The seven members of Navy SEAL, part of an elite force that operates in shadows, were sanctioned for dereliction of duty, disclosure of classified material and violating orders while serving as paid consultants for the development of the "Medal of Honor: Warfighter" video game, CBS news reported.
They received a punitive letter of reprimand and forfeiture of a half month's pay for two months.
Four other members of the team, who have since transferred out of the unit but are still on active duty, are under investigation.
US broadcaster CBS said the SEALs are part of the famous SEAL Team Six, famed for carrying out the raid that killed Al-Qaeda chief Osama bin Laden on 1 May 2011 in garrison city of Abbottabad in Pakistan.
The game, produced by Electronic Arts, does not recreate the bin Laden raid, but it does portray realistic missions, such as an attack on a pirates' den in Somalia.
It is unclear what secrets members of SEAL Team Six gave away, but while serving as consultants for the game for two days this spring and summer, they used classified material which had been given to them by the Navy.
The deputy commander of Naval Special Warfare Command, Rear Admiral Garry Bonelli, issued a statement acknowledging that nonjudicial punishments had been handed out for misconduct, but he did not offer any details.
"We do not tolerate deviations from the policies that govern who we are and what we do as sailors in the United States Navy," Bonelli said.
He alluded to the importance of honouring nondisclosure agreements that SEALs sign.

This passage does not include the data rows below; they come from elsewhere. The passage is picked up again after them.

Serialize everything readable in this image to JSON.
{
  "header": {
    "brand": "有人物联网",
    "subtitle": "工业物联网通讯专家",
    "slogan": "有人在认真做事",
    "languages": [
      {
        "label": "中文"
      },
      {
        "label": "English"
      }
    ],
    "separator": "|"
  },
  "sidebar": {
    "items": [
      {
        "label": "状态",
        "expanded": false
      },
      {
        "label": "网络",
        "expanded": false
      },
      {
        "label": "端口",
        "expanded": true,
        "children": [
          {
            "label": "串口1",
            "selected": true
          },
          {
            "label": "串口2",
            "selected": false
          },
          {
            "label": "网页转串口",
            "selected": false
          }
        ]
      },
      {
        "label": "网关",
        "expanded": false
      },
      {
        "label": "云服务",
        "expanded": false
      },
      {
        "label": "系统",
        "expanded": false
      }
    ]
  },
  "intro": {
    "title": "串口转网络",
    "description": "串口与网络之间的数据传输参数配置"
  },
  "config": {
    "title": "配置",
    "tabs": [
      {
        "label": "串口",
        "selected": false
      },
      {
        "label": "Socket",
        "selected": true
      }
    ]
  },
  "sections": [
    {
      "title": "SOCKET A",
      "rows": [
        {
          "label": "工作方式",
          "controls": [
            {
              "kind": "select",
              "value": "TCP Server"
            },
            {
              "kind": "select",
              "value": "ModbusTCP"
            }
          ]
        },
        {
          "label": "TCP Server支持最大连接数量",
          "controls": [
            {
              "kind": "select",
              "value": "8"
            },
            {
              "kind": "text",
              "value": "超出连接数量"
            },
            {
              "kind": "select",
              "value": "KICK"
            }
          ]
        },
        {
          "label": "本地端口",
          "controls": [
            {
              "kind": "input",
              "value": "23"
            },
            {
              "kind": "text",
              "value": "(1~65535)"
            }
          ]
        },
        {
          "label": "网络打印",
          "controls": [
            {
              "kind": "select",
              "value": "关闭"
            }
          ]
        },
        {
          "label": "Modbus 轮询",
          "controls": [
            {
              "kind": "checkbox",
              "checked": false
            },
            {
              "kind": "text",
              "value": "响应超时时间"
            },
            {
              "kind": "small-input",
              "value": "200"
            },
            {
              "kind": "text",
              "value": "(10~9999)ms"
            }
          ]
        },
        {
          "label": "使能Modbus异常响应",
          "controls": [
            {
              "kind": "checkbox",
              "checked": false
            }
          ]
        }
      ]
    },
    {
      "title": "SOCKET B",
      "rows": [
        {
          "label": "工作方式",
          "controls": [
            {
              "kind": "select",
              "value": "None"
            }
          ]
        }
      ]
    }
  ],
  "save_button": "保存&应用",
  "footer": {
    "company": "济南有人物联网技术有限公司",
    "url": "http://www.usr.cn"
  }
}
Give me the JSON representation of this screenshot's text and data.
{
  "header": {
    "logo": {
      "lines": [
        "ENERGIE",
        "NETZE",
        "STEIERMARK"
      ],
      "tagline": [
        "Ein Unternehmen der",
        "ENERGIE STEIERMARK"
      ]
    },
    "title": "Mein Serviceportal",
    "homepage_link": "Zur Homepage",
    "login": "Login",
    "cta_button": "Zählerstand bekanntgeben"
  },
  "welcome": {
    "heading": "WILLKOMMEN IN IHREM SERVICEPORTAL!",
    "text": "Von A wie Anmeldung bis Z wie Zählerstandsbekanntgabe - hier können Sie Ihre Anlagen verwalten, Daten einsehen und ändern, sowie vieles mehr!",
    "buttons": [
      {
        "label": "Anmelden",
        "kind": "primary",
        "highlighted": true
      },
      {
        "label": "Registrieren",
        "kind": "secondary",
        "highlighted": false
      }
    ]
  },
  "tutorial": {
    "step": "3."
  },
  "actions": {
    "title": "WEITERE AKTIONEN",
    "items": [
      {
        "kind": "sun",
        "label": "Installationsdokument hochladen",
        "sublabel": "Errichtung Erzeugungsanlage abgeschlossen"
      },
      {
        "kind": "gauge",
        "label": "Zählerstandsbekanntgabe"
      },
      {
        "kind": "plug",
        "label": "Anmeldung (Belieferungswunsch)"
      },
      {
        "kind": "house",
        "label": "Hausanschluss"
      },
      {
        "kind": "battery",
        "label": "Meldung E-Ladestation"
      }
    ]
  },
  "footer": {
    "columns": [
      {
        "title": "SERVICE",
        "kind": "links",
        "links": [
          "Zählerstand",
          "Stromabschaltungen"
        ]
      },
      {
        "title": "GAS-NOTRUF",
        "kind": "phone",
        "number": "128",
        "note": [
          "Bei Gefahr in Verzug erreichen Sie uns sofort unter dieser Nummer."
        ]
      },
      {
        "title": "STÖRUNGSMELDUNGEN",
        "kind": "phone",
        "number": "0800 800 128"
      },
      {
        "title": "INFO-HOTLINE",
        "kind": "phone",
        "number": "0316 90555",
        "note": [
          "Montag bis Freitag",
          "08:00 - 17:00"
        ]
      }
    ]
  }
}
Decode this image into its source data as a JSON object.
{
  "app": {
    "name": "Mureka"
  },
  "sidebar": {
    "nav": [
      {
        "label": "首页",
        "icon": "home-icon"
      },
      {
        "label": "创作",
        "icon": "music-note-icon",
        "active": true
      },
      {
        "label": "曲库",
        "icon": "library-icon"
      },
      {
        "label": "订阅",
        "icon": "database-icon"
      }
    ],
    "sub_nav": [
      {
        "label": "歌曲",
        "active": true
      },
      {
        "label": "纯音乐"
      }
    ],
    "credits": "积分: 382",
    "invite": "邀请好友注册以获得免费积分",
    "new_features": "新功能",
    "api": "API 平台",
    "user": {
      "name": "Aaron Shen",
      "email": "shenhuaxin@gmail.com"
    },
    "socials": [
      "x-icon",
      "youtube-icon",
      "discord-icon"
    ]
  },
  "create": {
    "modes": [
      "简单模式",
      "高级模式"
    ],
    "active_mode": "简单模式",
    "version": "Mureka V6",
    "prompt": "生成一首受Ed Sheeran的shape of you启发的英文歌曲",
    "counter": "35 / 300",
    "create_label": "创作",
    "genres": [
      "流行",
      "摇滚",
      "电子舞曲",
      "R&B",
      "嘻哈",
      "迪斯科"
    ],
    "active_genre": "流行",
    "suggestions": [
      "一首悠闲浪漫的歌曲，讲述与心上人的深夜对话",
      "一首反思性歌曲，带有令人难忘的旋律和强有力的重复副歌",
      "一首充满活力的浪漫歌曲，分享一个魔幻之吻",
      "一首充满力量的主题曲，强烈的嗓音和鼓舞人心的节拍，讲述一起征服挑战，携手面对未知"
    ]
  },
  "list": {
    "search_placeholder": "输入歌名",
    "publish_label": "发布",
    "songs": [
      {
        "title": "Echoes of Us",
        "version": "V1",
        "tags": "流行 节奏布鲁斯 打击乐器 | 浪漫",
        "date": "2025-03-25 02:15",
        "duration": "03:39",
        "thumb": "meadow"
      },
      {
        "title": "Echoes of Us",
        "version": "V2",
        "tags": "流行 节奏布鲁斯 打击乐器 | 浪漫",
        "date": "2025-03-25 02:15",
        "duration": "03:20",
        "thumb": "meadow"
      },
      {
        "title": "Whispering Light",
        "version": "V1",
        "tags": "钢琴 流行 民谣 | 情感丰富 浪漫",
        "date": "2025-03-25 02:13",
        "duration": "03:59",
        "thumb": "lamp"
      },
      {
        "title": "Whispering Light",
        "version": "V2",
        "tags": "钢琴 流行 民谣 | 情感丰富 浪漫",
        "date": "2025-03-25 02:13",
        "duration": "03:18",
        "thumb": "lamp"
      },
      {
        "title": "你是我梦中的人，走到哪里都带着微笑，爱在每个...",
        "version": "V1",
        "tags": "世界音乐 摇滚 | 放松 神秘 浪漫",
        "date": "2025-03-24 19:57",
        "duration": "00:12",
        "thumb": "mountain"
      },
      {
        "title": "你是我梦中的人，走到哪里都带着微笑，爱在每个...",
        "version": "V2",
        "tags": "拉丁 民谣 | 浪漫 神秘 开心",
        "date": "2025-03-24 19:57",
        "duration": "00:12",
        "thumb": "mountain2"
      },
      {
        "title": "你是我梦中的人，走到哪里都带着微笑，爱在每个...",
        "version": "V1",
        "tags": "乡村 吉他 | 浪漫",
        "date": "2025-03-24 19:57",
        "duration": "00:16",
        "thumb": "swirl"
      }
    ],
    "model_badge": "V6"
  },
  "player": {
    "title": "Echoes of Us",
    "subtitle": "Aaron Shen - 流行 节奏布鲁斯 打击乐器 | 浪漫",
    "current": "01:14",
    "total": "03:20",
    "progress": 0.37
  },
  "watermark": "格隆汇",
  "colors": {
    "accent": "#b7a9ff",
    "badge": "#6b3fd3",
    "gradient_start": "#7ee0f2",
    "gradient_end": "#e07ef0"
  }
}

The two main complaints against the SEALs were that they did not seek the permission of their command to take part in the video project and that they showed the video designers some of their specially designed combat equipment unique to their unit, said a senior military official.